Then the societal and economic meltdown ensued as brought on by various government's responses to the COVID-19 pandemic and Scott was laid off. Bad luck on top of bad luck.
And then we really sat down and took stock of what was important. What was important was that we become financially independent from corporations who could screw us over at the first whiff of a "bad quarter". We had always liked the idea of financial independence and acquiring passive income, but this was the sort of plan we walked towards. "Eventually, we'll get there. Make some smart choices now and no big deal, but we'll get there by our mid-forties." Now? Now we wanted to run towards investments and rental properties. We faced the music that had long been staring us down: That won't happen in a high cost of living area. It just won't. Seattle made sure that we were all slaves to The Man.

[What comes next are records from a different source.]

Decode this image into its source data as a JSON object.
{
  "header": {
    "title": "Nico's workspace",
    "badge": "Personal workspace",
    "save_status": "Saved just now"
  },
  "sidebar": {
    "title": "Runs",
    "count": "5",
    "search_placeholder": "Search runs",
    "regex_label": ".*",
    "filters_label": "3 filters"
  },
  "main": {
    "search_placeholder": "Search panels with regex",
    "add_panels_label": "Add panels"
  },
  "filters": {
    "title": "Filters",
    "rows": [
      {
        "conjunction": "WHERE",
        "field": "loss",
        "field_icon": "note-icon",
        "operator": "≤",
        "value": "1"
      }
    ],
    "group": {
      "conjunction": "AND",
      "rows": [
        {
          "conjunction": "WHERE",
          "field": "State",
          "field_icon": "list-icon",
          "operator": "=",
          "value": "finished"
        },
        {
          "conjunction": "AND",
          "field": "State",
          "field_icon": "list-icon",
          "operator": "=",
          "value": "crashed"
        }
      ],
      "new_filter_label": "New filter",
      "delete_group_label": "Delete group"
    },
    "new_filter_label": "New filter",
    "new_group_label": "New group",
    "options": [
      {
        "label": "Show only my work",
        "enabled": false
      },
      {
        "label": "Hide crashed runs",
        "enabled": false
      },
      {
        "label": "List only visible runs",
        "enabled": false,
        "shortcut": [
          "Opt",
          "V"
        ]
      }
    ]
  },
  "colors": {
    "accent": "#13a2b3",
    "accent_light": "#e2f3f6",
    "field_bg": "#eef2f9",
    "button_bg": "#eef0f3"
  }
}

So we returned home from our Quarantine in Sedona with a new (old) job and a plan... We were leaving the Seattle area. We were going to sell our house and move to Arizona. Preferably Phoenix. And preferably Arcadia. We painted, cleaned out, sold the vast majority of our furniture, and shampooed the carpets all summer long. It was exhausting and tedious work.
I didn't have time to process what about our dreams? The DREAMS!? The vague idea that travel influencers and inspirational speakers throw around as an excuse to recklessly spend their time and money to "inspire" us to envy them. The thing that is "just supposed to work out" because it is your "DREAM". Details? Those are just details.
Well, as the saying goes, the devil is in those details. Living your dream is great. But life still happens. Fillings need to be replaced, the kids will need braces, shorts will get stained, jobs will be lost, and the devil's details will at some point or another shade the dream a slightly different color and you'll wonder if it was even worth it in the first place.
So here we are awaiting the closing of our "dream" up on that island in the Puget Sound. I'm sitting in my grandmother's old house amid her giant oak armories and empty oxygen tank and lotion from the Dollar Store and honestly, I've never been more relaxed in five years.
Turns out our dream is not a location. Our dream is passive income, adoption, thriving careers, confident children, places to roam and to fuel creativity, good candles, comfy beds, and yes travel...
I shat on Arizona for a long time, and yet here I am. Yes, I miss Washington. Of course. But I don't miss the struggle. I really don't. There is a freedom in knowing you could hack it elsewhere but chose not to. Pursuing goals and dreams is really important, but I feel like this wanderlust that has plagued my generation comes with drawbacks that few are willing to talk about. Perhaps I know now why that guy serving my pad thai never left to start that rock climbing gym in Moab... or perhaps I have a softer understanding to those who don't blindly make a major life change, who have a respect for the devilish details... it isn't everything it is cracked up to be. Risk is hard. Taking risks with kids is even harder. Taking risks in your mid-thirties? Oy vey. Just make it stop already.
But, sometimes taking those risks helps to bring the true priorities into greater focus- the location was never the dream. The lifestyle was. The one that you had all along.